For decades, the Brazilian subsidiary of a global retailer was number one in its field, both in market share and profitability, as well as top of mind for consumers. Yet by 2004, the position of this subsidiary had deteriorated so far that more than half of its stores operated at a serious loss. A new CEO was appointed with a mandate to fix or sell. His actions highlight the importance of relentlessly training the top team to lead effectively, establishing collaborative-planning processes, and making the top 250 executives think and behave like owners by embedding the spirit and mechanisms of accountability for meeting clear stretch goals.
The new CEO decided on the theme of the overall transformation—to “recover the place that belongs to us.” He set high targets: to post a positive EBIT in the first year and then earn one more point of EBIT annually for three years, to open ten new stores a year (up from two in three years), and to ensure that the company was once again the consumers’ top-of-mind retailer. He also stressed “happy employees for happy consumers,” “lower costs for lower prices,” and three other cross-cutting themes embracing the key sources of value and employee engagement. For each of these themes, the CEO and his team developed tactical plans with result-oriented metrics, such as closing hopeless stores, improving the effectiveness of promotions, and opening new stores more quickly.
Planning began with the executive committee, which developed the initial strategic and tactical plans and took steps to improve the effectiveness of its individual members and of their work as a team. They wrote and signed a leadership charter that included such points as accountability for results, resolving issues publicly rather than behind closed doors, and the imperative for all members to address their own shortcomings before those of others. The charter, introduced throughout the organization, became a tool for changing the culture to support the performance transformation.
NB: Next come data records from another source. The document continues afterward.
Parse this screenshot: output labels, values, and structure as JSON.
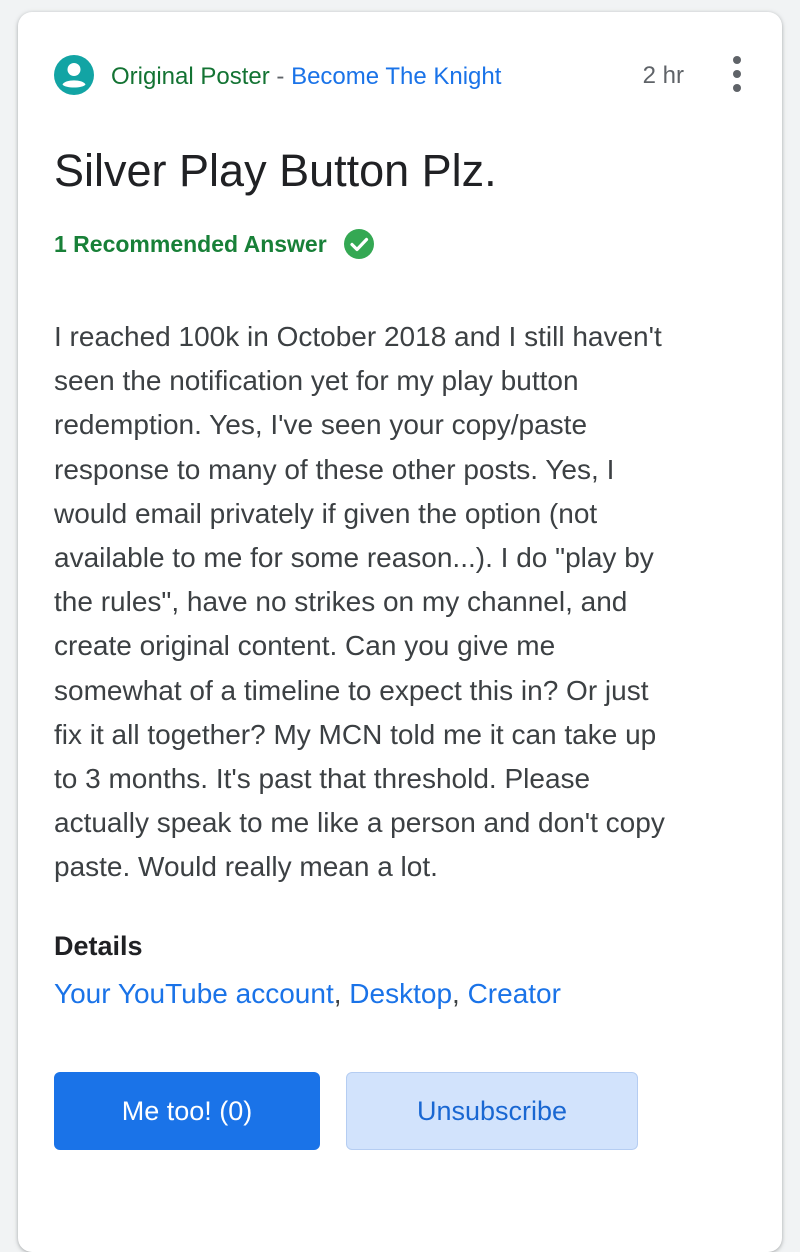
{
  "post": {
    "role": "Original Poster",
    "separator": " - ",
    "author": "Become The Knight",
    "time": "2 hr",
    "title": "Silver Play Button Plz.",
    "recommended_label": "1 Recommended Answer",
    "body_lines": [
      "I reached 100k in October 2018 and I still haven't",
      "seen the notification yet for my play button",
      "redemption. Yes, I've seen your copy/paste",
      "response to many of these other posts. Yes, I",
      "would email privately if given the option (not",
      "available to me for some reason...). I do \"play by",
      "the rules\", have no strikes on my channel, and",
      "create original content. Can you give me",
      "somewhat of a timeline to expect this in? Or just",
      "fix it all together? My MCN told me it can take up",
      "to 3 months. It's past that threshold. Please",
      "actually speak to me like a person and don't copy",
      "paste. Would really mean a lot."
    ]
  },
  "details": {
    "title": "Details",
    "tags": [
      "Your YouTube account",
      "Desktop",
      "Creator"
    ],
    "separator": ", "
  },
  "actions": {
    "me_too_label": "Me too! (0)",
    "unsubscribe_label": "Unsubscribe"
  },
  "icons": {
    "avatar": "account-circle-icon",
    "check": "check-circle-icon",
    "more": "more-vert-icon"
  },
  "colors": {
    "avatar_teal": "#12a4a4",
    "role_green": "#137333",
    "link_blue": "#1a73e8",
    "check_green": "#34a853",
    "primary_button": "#1a73e8",
    "secondary_button": "#d2e3fc"
  }
}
What’s more, the top team held many workshops to gather the employees’ contributions to its initial strategic and tactical plans, to generate buy-in, and to instill the new mind-sets, symbols, and language. This collaborative input was included in the final plans in areas such as new stock layouts and replenishment systems.
Within two years, earnings had increased by $100 million, bringing the company out of the red. Within three, it had surpassed its rivals’ average profitability and received from its corporate parent the largest check any subsidiary had gotten in seven years, to accelerate expansion and acquire a local rival. Today, five years into the transformation journey, the subsidiary enjoys an enviable market and financial position and is a central growth engine for its global parent.
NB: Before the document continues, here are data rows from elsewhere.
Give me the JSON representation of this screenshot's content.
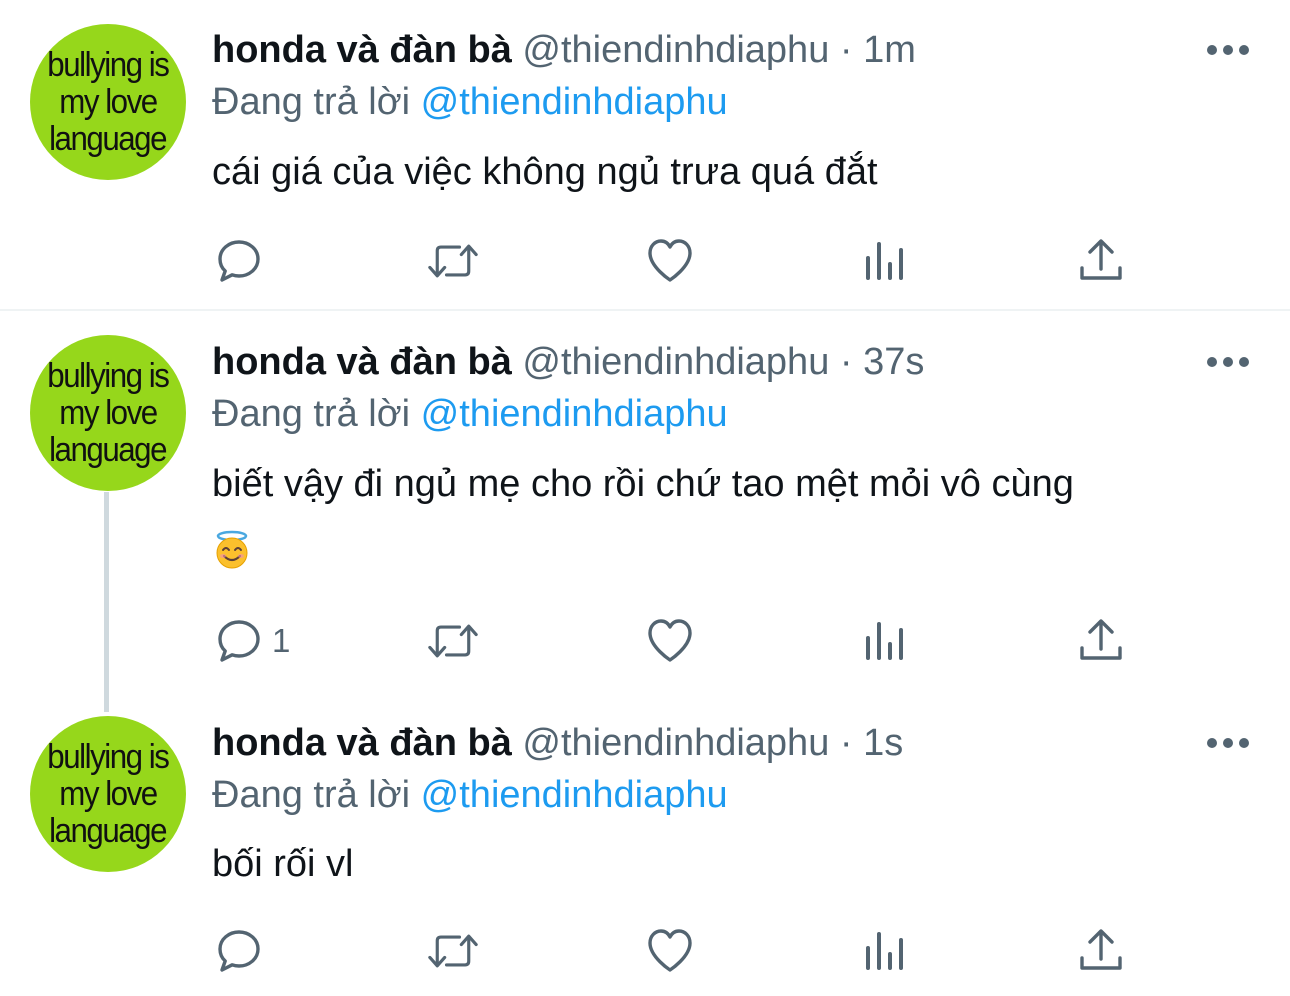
{
  "colors": {
    "avatar_bg": "#96d71b",
    "mention": "#1d9bf0",
    "secondary_text": "#536471",
    "primary_text": "#0f1419",
    "divider": "#eff3f4",
    "thread_line": "#cfd9de"
  },
  "tweets": [
    {
      "avatar_text": [
        "bullying is",
        "my love",
        "language"
      ],
      "display_name": "honda và đàn bà",
      "handle": "@thiendinhdiaphu",
      "separator": "·",
      "time": "1m",
      "replying_label": "Đang trả lời",
      "replying_to": "@thiendinhdiaphu",
      "text": "cái giá của việc không ngủ trưa quá đắt",
      "emoji": "",
      "reply_count": "",
      "actions": [
        "reply-icon",
        "retweet-icon",
        "like-icon",
        "analytics-icon",
        "share-icon"
      ]
    },
    {
      "avatar_text": [
        "bullying is",
        "my love",
        "language"
      ],
      "display_name": "honda và đàn bà",
      "handle": "@thiendinhdiaphu",
      "separator": "·",
      "time": "37s",
      "replying_label": "Đang trả lời",
      "replying_to": "@thiendinhdiaphu",
      "text": "biết vậy đi ngủ mẹ cho rồi chứ tao mệt mỏi vô cùng",
      "emoji": "smiling-face-with-halo",
      "reply_count": "1",
      "actions": [
        "reply-icon",
        "retweet-icon",
        "like-icon",
        "analytics-icon",
        "share-icon"
      ]
    },
    {
      "avatar_text": [
        "bullying is",
        "my love",
        "language"
      ],
      "display_name": "honda và đàn bà",
      "handle": "@thiendinhdiaphu",
      "separator": "·",
      "time": "1s",
      "replying_label": "Đang trả lời",
      "replying_to": "@thiendinhdiaphu",
      "text": "bối rối vl",
      "emoji": "",
      "reply_count": "",
      "actions": [
        "reply-icon",
        "retweet-icon",
        "like-icon",
        "analytics-icon",
        "share-icon"
      ]
    }
  ]
}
Lessons for today
Companies now face an unprecedented credit and market crisis. Many struggle with cash shortages, steeply decreasing sales, and difficulties predicting even the near-term future. But as the examples above show, a company can turn itself around in the most dire situations, even when there isn’t much time. Taking shortcuts—for instance, putting insufficient effort into communicating or focusing on small, short-term changes—only deepens the problems.
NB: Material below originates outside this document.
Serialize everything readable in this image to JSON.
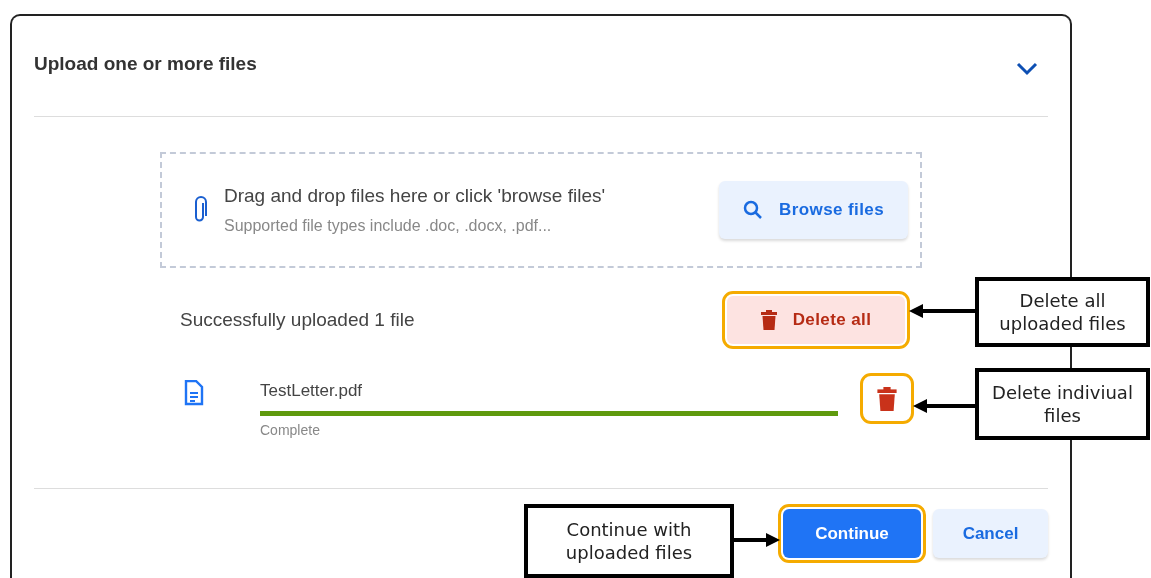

Instead, senior leaders must set clear goals that can make a company face reality; establish an unambiguous and inspirational course for change, with high targets and straightforward milestones; and then do whatever it takes to communicate with and engage the organization as a whole. No single tactic will lead to success; rather, each company must find the right combination of tactics and then execute all of them well. By doing so, it can markedly increase the chances that it will transform itself successfully, even in the worst of times.